Elaine Turtle: ‘Ludicrous’ tapered annual allowance must go

The current tapered annual allowance system is not working and must be reshaped in the upcoming Budget, writes Elaine Turtle

Most people involved in the pensions sector that I have spoken to recently are hoping that there are no huge changes in the upcoming Budget.

No-one really expects wide-ranging change at this point as I am sure the government has other matters to consider with the bongs of Brexit having run and negotiations starting in earnest.

While I would like to see the government leave our pension system alone, at present, it is inevitable that there will be changes. It seems highly likely that we will see a change to the tapered annual allowance.

This is definitely needed as it is having unintended consequences within the NHS. But what is important is that any changes to the tapered annual allowance, are not just implemented for doctors and NHS staff, but for everyone caught by this penal tax.

Nuts and bolts

The tapered annual allowance became effective on 6 April 2016, it applies to anyone with income over £150,000 per annum. It is reduced by £1 for every £2 of income in excess of £150,000 but remains subject to a minimum of £10,000. Those who have income over £210,000 will have a tapered annual allowance of £10,000.

It is widely anticipated that the income threshold for the tapered annual allowance will be raised, but it is so complicated, with so many people being caught out and receiving tax bills, that I believe that the tapered annual allowance should be removed altogether and not just raised.

The last set of statistics that I saw showed that 37,000 people were subject to annual allowance charges in the tax year 2017/18, which doubled from the previous tax year.

Of great concern is the impact it is potentially having on pension saving.

HM Revenue & Customs figures show that annual average pension contributions fell in 2017/18, proving that there is a lot of hesitation around annual contributions due to the complications of the taper.

If we allow this to continue we will see higher rate taxpayers contribute less to the pensions system.
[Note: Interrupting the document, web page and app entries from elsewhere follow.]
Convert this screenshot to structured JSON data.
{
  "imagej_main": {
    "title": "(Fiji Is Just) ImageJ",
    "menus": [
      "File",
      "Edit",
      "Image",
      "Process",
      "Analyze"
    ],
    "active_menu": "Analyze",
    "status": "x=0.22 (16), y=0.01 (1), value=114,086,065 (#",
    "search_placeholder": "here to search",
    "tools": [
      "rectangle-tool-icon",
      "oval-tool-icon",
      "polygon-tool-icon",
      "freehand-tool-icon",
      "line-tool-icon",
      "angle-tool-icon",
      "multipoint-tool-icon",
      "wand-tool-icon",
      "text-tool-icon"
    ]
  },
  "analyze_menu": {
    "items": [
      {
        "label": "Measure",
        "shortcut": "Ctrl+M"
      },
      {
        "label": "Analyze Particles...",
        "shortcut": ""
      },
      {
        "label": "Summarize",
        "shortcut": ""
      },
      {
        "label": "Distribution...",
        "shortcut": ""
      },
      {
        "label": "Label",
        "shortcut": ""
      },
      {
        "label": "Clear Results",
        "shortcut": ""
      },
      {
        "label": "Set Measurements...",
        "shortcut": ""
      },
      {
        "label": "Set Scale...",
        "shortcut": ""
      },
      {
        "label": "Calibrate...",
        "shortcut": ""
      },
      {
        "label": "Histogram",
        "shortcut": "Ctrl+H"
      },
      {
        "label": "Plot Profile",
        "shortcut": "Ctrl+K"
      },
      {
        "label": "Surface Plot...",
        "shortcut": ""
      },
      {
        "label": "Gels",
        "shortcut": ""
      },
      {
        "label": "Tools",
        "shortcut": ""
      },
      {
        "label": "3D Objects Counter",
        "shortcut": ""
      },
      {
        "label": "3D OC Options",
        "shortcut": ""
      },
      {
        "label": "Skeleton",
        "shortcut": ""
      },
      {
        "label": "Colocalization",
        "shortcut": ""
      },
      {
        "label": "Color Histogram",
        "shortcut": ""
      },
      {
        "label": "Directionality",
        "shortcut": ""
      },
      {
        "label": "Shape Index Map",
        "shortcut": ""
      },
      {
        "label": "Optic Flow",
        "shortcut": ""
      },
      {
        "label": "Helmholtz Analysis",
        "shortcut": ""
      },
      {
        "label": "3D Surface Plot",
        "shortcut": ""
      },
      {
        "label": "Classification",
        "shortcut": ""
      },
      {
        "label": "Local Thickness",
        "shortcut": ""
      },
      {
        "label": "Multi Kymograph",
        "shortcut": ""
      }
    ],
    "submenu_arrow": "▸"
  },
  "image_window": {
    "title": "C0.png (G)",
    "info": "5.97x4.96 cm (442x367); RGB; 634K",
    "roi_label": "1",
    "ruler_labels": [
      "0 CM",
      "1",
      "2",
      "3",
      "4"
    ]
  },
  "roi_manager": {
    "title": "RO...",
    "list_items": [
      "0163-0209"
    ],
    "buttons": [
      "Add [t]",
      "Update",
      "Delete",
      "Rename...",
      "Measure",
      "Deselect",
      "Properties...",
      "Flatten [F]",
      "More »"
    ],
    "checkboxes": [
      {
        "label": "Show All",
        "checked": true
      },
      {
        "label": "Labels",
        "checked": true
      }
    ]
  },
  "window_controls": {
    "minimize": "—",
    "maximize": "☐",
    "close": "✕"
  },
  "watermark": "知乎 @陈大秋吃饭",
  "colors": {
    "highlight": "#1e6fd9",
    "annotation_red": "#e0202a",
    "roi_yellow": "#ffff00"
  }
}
If they slow down or stop then lower earners will mirror this and innovation and investment in the pension system will dry up and the government’s desire to get people saving for the long-term will fall at the first hurdle.

It is a ludicrous system that adds more complexity to an industry that we are trying so hard to simplify.

Elaine Turtle is director at DP Pensions